She’s a morphorotic dream from a magazine
And she’s so fine (dang), designed to blow your mind
She’s a dominatrix supermodel beauty queen (oh)
I dreamed about a girl who’s a mix of Destiny’s Child
Just a little touch of Madonna’s wild style
With Janet Jackson’s smile
Throw in a body like Jennifer’s
You’ve got the star of my liquid dream (my liquid dreams)
Angelina Jolie’s lips to kiss in the dark
Underneath Cindy C’s beauty mark
When it comes to the test well Tyra’s the best

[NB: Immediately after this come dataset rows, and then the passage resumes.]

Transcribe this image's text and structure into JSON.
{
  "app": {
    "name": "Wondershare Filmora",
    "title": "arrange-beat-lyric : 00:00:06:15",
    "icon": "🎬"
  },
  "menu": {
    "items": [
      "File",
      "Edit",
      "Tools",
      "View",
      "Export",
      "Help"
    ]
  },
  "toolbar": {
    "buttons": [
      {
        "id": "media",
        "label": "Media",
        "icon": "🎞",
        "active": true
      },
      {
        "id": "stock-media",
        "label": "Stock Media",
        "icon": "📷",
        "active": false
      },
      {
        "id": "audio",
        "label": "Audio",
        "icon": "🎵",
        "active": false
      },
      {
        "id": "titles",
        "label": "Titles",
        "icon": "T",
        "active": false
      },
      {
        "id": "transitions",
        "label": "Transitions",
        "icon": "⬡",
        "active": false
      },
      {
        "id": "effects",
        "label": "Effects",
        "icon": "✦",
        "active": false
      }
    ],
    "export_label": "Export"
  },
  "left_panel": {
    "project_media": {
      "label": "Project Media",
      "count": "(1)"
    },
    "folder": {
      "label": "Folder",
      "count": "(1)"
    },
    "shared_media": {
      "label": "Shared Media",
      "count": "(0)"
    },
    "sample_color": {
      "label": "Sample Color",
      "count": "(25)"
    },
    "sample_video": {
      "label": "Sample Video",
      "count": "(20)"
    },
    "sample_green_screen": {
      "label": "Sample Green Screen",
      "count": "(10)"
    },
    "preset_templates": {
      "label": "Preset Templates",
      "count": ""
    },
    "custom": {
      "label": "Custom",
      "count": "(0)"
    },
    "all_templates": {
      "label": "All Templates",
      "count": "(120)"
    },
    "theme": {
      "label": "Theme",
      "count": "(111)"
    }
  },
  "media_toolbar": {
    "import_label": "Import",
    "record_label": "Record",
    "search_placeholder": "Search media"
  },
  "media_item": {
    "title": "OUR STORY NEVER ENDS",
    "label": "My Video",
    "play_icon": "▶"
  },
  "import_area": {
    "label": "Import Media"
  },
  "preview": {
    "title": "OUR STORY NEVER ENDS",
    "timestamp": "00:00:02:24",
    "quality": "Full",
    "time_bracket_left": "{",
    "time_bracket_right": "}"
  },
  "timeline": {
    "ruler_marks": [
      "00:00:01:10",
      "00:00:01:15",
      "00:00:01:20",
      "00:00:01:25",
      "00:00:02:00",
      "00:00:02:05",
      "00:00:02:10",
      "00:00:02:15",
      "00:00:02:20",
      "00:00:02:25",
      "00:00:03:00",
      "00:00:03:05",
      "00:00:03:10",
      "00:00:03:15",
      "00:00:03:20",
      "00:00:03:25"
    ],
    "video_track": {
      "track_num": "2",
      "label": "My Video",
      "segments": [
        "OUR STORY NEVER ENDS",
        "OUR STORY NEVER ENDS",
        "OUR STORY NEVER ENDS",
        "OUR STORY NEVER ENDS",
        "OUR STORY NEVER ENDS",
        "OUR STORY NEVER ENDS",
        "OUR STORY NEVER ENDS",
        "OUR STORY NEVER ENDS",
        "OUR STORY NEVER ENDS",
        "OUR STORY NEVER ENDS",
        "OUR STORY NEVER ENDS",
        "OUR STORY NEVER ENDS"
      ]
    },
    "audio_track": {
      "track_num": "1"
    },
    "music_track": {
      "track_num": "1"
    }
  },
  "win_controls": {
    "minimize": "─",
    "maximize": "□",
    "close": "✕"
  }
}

And Salma Hayek brings the rest (oh-oh)
Now this hot girl (hot)
She’s not your average girl
She’s a morphorotic dream from a magazine
And she’s so fine (dang) designed to blow your mind
She’s a dominatrix supermodel beauty queen (oh)
I dreamed about a girl who’s a mix of Destiny’s Child (oh, Destiny’s Child)
Just a little touch of Madonna’s wild style
With Janet Jackson’s smile (Janet Jackson’s smile)
Throw in a body like Jennifer’s (oh, ooh)
You’ve got the star of my liquid dreams (my liquid dreams)
(My liquid dreams)
Seem everything she’s got the sweetest personality
(Like Halle B) Halle B
My mama thinks I’m lazy, my friends all think I’m crazy
But in my mind, girl I leave the world, oh
(World behind every night I dream)
Liquid dreams, my (she’s my) liquid dreams
She’s my liquid dreams
Waterfalls and streams, these liquid dreams
(Ooh, ooh, ooh)
I dreamed about a girl who’s a mix of Destiny’s Child (I dreamed, I dreamed)
Just a little touch of Madonna’s wild style
With Janet Jackson’s smile (Janet Jackson’s smile, ooh yeah)
Throw in a body like Jennifer’s (she’s my)
You’ve got the star of my liquid dream (my liquid dreams)
(My liquid dreams)
I dreamed about a girl who’s a mix of Destiny’s Child (be my liquid dreams)
Just a little touch Madonna’s wild style (be my liquid dreams)
With Janet Jackson’s smile (oh)
Throw in a body like Jennifer’s (Jennifer’s)
You’ve got the star of my liquid dreams
(You got it, you got it, you got my liquid dreams)
I dreamed about a girl who’s a mix of Destiny’s Child
Just a little touch of Madonna’s wild style
With Janet Jackson’s smile
Throw in a body like Jennifer’s
You’ve got the star of my liquid dreams
(My liquid dreams)